Exercise description:
Which lines of the data contain the string "brand"? Copy every one of them.

Data in this exercise:
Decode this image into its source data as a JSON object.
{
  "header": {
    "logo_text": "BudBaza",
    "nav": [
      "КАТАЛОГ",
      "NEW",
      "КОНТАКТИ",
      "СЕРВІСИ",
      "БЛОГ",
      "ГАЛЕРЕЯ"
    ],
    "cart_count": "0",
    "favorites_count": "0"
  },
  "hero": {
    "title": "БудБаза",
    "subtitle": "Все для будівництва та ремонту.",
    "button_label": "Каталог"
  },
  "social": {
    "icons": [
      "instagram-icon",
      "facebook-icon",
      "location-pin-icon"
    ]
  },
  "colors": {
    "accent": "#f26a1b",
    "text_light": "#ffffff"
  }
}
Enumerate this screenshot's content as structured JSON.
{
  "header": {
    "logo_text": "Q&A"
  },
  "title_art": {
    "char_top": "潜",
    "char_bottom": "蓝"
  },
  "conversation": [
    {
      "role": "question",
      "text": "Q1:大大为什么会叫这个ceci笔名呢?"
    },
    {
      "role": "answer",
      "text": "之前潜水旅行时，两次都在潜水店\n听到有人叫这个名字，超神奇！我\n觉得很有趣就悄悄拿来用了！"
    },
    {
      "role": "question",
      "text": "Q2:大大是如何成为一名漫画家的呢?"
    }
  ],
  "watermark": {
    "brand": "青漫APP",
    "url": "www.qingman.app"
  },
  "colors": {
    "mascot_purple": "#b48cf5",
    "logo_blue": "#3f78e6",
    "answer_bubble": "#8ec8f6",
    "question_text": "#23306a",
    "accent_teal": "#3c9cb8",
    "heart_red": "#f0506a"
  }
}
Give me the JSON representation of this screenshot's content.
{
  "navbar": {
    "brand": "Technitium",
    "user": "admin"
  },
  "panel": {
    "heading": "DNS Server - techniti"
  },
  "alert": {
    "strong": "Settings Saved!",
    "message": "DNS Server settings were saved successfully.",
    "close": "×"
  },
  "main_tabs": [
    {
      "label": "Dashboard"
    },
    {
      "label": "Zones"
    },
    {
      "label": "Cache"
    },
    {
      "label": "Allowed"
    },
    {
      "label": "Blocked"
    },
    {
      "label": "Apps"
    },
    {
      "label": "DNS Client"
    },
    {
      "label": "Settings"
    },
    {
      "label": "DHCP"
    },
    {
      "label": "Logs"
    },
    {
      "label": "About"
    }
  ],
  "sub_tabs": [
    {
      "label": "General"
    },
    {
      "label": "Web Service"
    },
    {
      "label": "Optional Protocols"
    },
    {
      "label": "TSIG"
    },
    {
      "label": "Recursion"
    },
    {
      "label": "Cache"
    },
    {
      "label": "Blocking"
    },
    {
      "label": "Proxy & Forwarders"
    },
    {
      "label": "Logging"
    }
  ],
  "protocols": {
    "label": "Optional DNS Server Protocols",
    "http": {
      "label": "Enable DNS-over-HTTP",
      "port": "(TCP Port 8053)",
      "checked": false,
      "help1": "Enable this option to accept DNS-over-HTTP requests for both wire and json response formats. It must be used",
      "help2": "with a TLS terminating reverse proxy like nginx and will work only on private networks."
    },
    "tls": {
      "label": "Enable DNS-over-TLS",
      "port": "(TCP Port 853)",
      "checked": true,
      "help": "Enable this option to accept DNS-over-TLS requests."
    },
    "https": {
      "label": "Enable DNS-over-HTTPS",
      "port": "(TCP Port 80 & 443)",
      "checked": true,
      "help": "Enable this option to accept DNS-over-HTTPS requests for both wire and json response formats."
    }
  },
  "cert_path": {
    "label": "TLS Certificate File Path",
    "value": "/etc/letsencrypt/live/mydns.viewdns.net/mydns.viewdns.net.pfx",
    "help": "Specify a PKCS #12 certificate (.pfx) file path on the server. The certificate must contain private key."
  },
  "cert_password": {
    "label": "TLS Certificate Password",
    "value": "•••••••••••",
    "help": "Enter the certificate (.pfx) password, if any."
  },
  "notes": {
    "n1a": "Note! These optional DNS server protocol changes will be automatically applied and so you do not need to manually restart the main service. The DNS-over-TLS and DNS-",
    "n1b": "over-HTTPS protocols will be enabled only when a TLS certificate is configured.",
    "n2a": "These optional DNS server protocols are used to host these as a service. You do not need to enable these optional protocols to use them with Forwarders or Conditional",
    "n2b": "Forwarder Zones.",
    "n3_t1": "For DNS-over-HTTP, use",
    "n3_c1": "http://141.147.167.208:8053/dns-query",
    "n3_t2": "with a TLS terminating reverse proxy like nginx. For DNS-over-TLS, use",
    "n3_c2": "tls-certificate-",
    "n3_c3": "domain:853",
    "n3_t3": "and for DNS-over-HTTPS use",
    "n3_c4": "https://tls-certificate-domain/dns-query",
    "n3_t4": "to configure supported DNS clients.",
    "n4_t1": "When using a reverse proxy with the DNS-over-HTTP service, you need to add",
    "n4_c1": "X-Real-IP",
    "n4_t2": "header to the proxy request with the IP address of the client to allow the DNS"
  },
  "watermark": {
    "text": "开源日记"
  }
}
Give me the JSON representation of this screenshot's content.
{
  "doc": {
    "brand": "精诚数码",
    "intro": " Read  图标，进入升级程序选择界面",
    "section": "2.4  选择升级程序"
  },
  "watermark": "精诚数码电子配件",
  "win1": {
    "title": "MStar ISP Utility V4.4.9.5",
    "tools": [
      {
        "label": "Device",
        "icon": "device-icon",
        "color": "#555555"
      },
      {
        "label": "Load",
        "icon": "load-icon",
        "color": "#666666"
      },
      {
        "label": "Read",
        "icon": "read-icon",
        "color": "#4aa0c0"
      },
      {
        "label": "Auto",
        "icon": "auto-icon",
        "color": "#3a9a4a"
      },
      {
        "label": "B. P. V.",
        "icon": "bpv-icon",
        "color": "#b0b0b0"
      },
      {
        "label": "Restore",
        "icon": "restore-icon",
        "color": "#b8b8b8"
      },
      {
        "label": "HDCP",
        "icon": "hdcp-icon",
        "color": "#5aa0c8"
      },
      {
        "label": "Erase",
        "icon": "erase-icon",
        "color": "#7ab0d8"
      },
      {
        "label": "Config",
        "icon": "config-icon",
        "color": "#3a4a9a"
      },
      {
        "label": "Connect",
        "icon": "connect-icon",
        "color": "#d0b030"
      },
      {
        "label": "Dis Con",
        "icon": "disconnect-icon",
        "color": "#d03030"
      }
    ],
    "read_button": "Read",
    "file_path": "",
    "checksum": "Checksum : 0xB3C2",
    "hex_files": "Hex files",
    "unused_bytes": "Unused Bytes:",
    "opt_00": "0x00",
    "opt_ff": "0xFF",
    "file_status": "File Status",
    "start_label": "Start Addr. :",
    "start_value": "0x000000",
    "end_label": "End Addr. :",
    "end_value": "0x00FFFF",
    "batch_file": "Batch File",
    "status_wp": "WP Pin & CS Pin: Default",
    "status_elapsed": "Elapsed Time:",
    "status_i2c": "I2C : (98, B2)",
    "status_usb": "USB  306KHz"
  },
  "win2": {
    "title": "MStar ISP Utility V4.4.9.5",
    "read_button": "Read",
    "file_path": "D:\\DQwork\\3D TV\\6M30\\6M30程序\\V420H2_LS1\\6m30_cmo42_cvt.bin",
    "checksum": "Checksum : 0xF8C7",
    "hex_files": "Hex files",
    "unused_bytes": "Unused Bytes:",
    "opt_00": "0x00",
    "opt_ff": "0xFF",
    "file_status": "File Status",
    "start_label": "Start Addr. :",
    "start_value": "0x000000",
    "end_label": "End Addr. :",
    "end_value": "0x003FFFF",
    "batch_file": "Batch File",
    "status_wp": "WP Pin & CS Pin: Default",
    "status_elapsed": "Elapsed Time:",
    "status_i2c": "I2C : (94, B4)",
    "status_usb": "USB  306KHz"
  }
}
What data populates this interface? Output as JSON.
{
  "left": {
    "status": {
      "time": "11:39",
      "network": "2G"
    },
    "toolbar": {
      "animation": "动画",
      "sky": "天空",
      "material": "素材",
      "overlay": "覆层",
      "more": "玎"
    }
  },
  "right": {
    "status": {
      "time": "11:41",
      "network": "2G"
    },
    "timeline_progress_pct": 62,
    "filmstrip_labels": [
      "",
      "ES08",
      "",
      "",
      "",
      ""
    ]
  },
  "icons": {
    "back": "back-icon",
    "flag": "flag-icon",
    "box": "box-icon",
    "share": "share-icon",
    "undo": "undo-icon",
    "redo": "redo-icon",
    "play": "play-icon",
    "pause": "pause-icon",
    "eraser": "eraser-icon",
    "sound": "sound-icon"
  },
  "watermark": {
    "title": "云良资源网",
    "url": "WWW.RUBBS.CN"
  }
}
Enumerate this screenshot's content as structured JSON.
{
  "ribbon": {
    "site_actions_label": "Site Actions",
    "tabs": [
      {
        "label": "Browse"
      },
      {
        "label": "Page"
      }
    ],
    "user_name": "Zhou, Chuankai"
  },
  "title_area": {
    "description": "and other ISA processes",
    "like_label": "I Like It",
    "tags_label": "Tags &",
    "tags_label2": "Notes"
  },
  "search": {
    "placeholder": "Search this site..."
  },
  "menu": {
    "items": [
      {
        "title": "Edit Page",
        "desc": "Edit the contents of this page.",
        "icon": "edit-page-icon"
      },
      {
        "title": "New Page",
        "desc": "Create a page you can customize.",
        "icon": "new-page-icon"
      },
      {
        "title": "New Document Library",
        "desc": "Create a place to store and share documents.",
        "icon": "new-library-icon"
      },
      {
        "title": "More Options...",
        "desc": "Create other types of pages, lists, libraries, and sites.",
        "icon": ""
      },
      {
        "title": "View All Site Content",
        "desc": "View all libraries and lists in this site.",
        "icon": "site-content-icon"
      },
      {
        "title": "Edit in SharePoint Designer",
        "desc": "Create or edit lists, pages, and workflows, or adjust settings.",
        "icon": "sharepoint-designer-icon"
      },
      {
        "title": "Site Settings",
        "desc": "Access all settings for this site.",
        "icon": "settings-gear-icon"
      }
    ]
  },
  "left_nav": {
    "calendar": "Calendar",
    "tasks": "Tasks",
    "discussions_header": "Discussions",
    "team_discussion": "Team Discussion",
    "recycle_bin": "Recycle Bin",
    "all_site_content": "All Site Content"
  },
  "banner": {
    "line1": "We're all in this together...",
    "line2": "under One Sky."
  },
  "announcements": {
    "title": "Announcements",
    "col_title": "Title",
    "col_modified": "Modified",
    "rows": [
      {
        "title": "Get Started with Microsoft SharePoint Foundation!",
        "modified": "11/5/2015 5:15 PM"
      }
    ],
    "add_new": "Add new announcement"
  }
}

Written response:
    "brand": "青漫APP",
    "brand": "Technitium",
    "brand": "精诚数码",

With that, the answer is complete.